**Work required:** Scan the entries below for the word "active" and copy every line where it turns up.

Excerpts from a dataset:
= = =
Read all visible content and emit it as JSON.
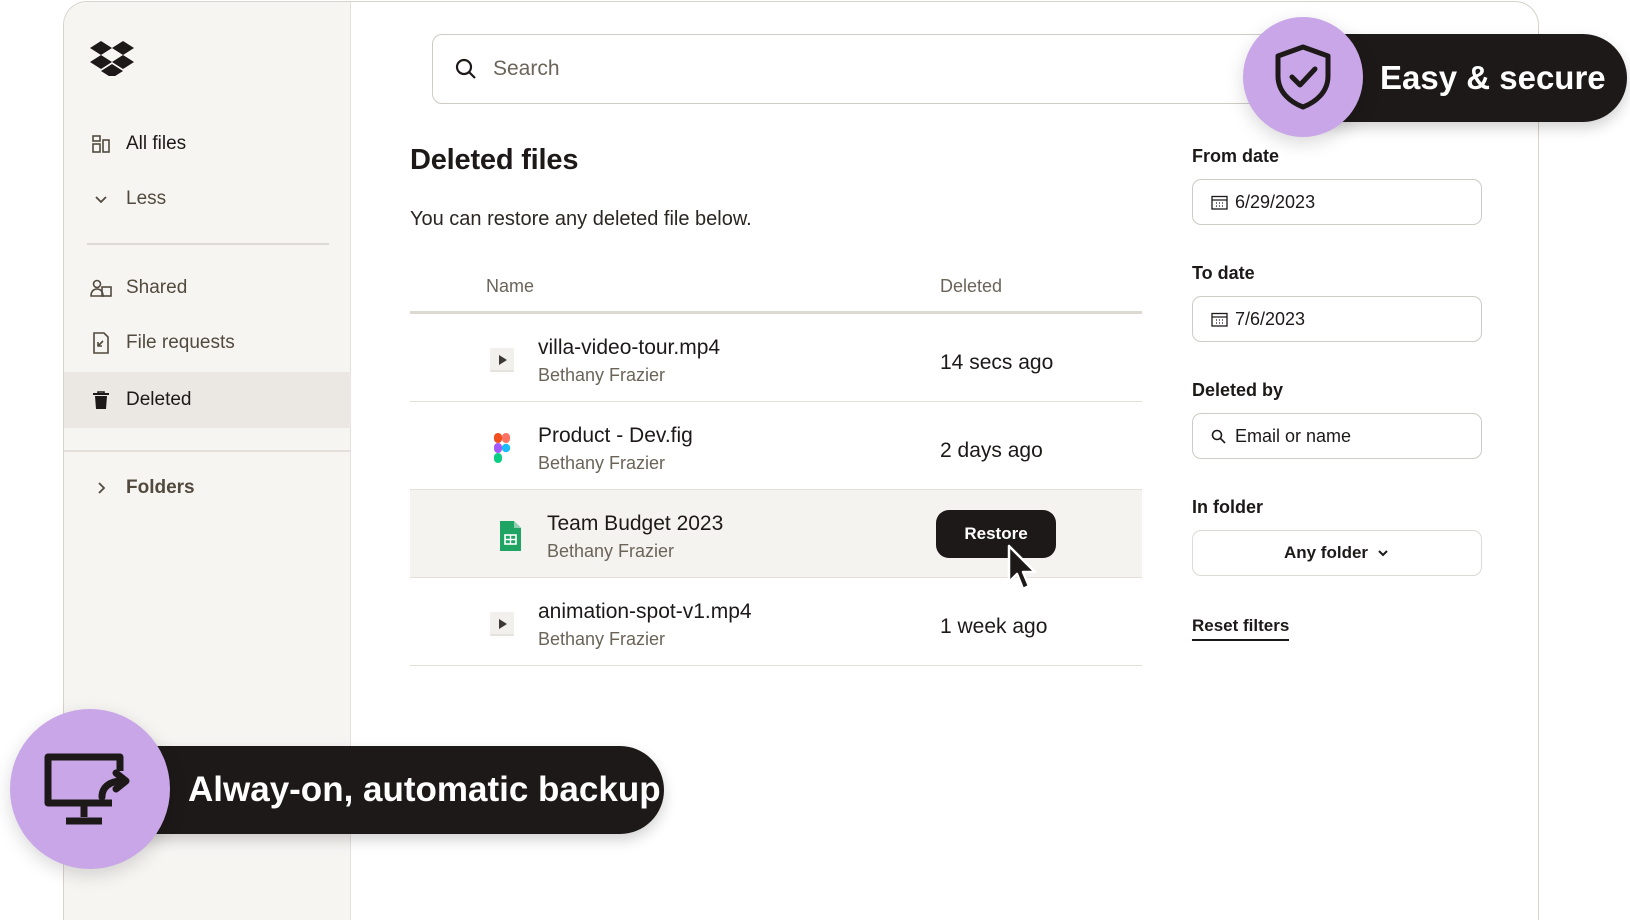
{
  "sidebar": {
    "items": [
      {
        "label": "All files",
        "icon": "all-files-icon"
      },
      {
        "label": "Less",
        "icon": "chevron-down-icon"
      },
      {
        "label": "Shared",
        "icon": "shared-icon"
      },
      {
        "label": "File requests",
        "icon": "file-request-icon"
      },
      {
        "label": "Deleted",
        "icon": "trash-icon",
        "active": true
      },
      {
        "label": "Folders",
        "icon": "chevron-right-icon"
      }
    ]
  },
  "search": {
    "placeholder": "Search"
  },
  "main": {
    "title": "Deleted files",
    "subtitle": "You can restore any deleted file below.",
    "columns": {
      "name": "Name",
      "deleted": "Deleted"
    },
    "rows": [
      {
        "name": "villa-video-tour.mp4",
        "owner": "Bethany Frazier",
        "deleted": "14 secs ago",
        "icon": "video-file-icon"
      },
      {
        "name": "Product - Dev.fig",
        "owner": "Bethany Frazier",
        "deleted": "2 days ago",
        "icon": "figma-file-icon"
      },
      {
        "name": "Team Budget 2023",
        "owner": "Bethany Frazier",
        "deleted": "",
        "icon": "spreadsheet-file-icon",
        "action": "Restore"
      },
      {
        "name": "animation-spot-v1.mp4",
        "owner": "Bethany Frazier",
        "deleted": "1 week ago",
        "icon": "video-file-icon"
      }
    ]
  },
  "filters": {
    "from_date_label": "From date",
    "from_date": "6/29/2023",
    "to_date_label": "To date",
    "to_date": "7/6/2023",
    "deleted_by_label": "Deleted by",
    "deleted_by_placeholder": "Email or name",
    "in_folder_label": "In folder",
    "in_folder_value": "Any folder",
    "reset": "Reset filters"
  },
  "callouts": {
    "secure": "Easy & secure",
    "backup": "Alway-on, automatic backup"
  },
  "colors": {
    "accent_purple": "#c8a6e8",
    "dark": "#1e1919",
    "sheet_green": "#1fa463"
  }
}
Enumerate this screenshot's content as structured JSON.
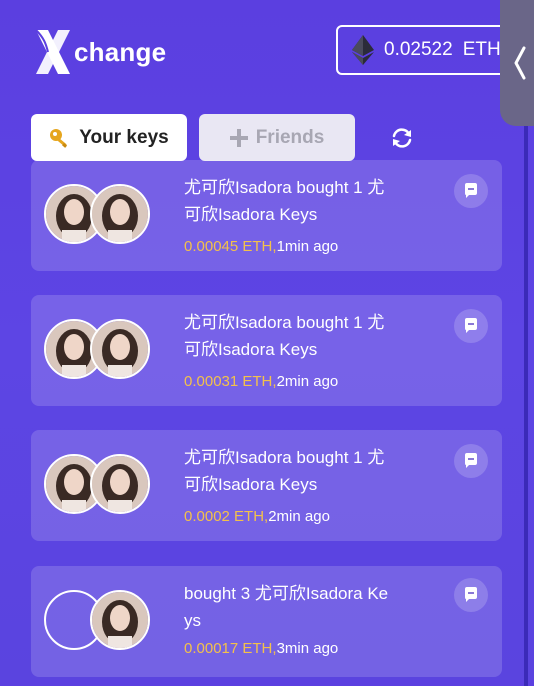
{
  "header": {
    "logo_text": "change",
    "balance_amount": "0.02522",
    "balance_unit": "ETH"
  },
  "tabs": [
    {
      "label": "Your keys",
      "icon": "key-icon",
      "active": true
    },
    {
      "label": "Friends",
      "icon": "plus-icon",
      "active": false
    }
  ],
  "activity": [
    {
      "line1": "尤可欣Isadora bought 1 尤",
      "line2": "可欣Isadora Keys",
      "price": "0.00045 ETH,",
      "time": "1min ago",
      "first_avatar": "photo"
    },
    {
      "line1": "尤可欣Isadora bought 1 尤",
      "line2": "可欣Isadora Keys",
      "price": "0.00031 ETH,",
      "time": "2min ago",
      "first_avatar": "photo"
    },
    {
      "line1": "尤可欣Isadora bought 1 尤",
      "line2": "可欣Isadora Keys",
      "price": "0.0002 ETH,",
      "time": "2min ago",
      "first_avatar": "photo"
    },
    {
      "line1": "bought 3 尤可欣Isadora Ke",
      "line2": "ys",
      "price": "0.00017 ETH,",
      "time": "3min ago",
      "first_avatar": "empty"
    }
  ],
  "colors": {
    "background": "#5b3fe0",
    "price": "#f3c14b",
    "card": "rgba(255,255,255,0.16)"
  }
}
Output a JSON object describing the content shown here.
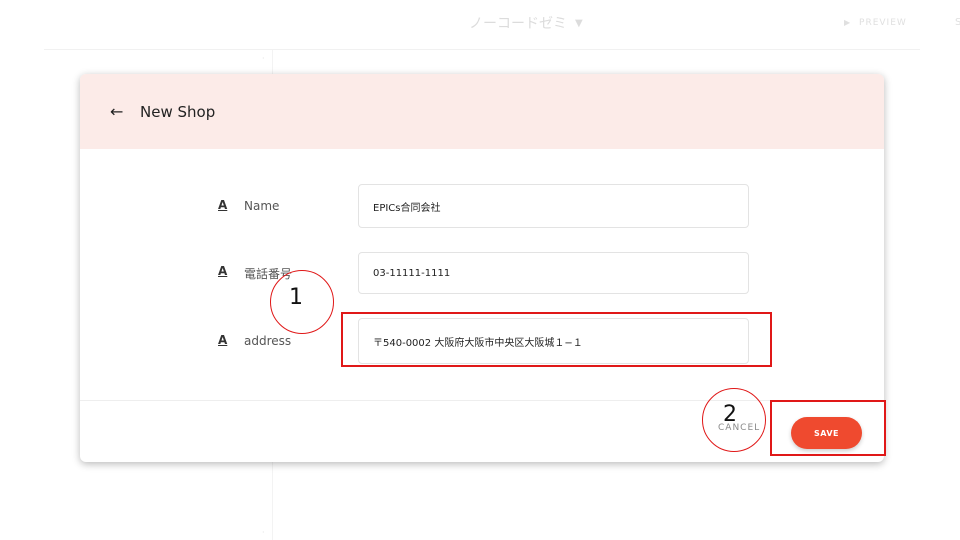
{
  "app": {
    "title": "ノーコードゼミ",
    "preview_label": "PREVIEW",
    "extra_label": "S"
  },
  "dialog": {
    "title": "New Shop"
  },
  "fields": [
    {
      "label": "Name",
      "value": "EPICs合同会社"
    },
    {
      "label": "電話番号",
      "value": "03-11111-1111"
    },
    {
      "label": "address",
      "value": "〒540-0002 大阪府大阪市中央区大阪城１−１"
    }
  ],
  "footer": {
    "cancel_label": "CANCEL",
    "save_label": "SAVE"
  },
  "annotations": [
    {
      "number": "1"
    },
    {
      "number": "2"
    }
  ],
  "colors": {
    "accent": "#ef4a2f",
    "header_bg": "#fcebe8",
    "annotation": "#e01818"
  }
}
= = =
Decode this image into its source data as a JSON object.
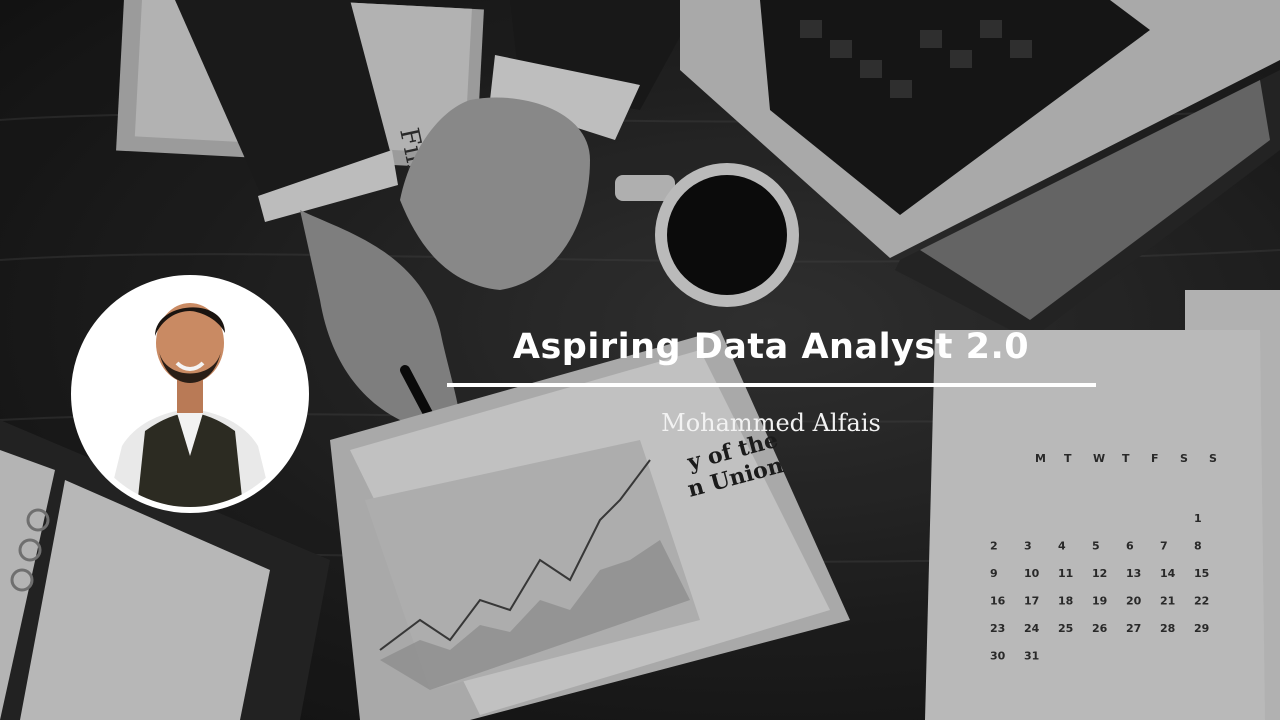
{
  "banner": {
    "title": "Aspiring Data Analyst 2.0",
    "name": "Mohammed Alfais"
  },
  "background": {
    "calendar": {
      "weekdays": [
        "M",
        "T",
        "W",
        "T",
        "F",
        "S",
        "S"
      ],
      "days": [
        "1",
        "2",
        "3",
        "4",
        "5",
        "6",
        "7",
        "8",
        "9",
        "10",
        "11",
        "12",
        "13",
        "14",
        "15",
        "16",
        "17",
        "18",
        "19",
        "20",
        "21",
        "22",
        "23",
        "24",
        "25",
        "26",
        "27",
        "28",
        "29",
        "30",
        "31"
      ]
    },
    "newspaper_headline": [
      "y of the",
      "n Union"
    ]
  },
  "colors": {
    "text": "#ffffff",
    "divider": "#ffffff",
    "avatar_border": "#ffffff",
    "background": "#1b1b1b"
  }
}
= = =
**Output below:**
        "active": true
      "active": true
      "active": false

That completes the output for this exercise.